Understanding the causes of substance abuse among college students is the first step to helping young adults.
Easy access to drugs and alcohol on campus
Peer Pressure and Group Behavior
Depression, anxiety, and other mental health issues
Drug Use as a Means of Escapism
The Pressure to Experiment
The Risk of Substance Abuse Among College Students is Real
Alcohol Abuse Among Full-Time College Students
What is Binge Drinking?
Short-term Consequences of Binge Drinking
Long-term Consequences of Binge Drinking
Strategies for Avoiding Binge Drinking
Drug Abuse on College Campuses
College is the time when most young adults experiment with alcohol and other substances. But some drugs are more dangerous than others. Many college students abuse opioid painkillers, stimulants like meth and Adderall, and hallucinogens like LSD. These drugs can be addictive, cause long-term psychological complications, and lead to risky behaviors such as unprotected sex or needle sharing. The dangers of these drugs on campus might not be as apparent as the dangers of drinking too much or smoking a lot of pot. However, they’re far more likely to result in serious consequences for users.
There are a number of different types of drugs that have become increasingly popular among today’s youth, especially those attending college or university. They’re widely available, cheap, and offer a brief but intense escape from everyday stressors and pressures. In other words, they meet all the criteria for being perfect accessories for the collegiate lifestyle. These top most dangerous drugs on college campuses pose serious threats to users, as well as anyone who comes into contact with someone who is under the influence of one of these substances.
Opioids: Heroin and Fentanyl
Amphetamines and "Study Drugs"
Rohypnol (Flunitrazepam) and GHB
Synthetic Marijuana (also known as K2 or Spice)
Ecstasy, also known as MDMA, is a synthetic drug that produces intense sensory hallucinations, euphoria, and increased energy. Ecstasy can also cause teeth grinding, jaw clenching, blurred vision, and an increased heart rate. Some of the short-term effects of MDMA can fade after a few hours, but some can last for days or even weeks. Extreme feelings of anxiety, paranoia and irritability are all common after the drug wears off. Many college students abuse MDMA while also engaging in alcohol consumption. Combining drug and alcohol use like this can lead to a heightened risk of overdose and other health problems.

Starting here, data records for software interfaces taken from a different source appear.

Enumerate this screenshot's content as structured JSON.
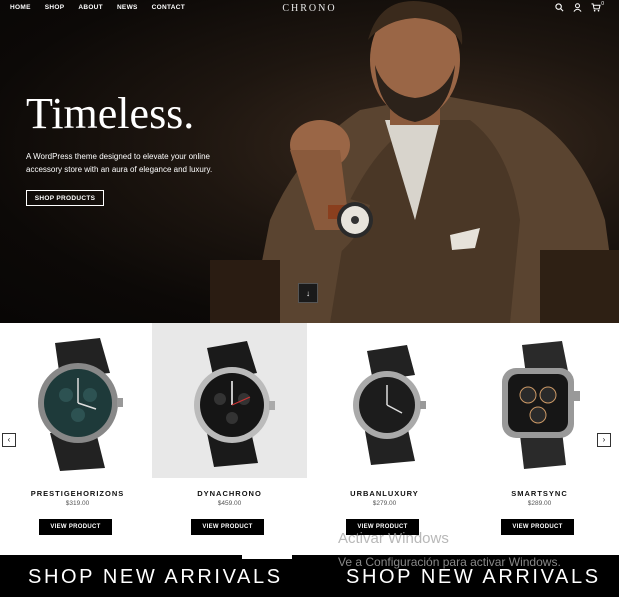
{
  "nav": {
    "items": [
      "HOME",
      "SHOP",
      "ABOUT",
      "NEWS",
      "CONTACT"
    ],
    "logo": "CHRONO",
    "icons": [
      "search-icon",
      "account-icon",
      "cart-icon"
    ],
    "cart_count": "0"
  },
  "hero": {
    "headline": "Timeless.",
    "tagline": "A WordPress theme designed to elevate your online accessory store with an aura of elegance and luxury.",
    "cta_label": "SHOP PRODUCTS",
    "scroll_icon": "arrow-down-icon"
  },
  "products": {
    "items": [
      {
        "name": "PRESTIGEHORIZONS",
        "price": "$319.00",
        "button": "VIEW PRODUCT"
      },
      {
        "name": "DYNACHRONO",
        "price": "$459.00",
        "button": "VIEW PRODUCT"
      },
      {
        "name": "URBANLUXURY",
        "price": "$279.00",
        "button": "VIEW PRODUCT"
      },
      {
        "name": "SMARTSYNC",
        "price": "$289.00",
        "button": "VIEW PRODUCT"
      }
    ],
    "prev_icon": "chevron-left-icon",
    "next_icon": "chevron-right-icon"
  },
  "banner": {
    "text_1": "SHOP NEW ARRIVALS",
    "text_2": "SHOP NEW ARRIVALS"
  },
  "watermark": {
    "title": "Activar Windows",
    "subtitle": "Ve a Configuración para activar Windows."
  },
  "colors": {
    "hero_bg": "#0c0907",
    "button_bg": "#000000",
    "text_light": "#ffffff",
    "text_dark": "#111111"
  }
}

Drug and Alcohol Abuse Among University Students
College is supposed to be a time of exploration and growth, but for many students, it’s a time of struggle. Substance abuse is a serious problem that parents and college administrators need to be aware of and prepared to confront. Thankfully, there are ways to reduce risk, including knowing the signs and symptoms of substance abuse so you can get help for a loved one if needed. If you’re a college student, you can help prevent substance abuse by being mindful of your surroundings and how your behavior impacts others. Additionally, you can seek out support and treatment for substance abuse if you find that it’s impacting your life in a negative way.
Get Help Today!
Alcohol addiction is a serious issue that affects many college students, but there is help available for those who are struggling. If you or someone you know is looking for a supportive and sober environment, consider sober living West Los Angeles. Our sober living house provides a safe and comfortable space for individuals who are committed to their recovery. Our experienced staff and community of peers will offer guidance, encouragement, and support throughout the recovery journey. Remember, there is no shame in seeking help, and choosing sober living West Los Angeles can be a life-changing decision for those who are struggling with alcohol addiction.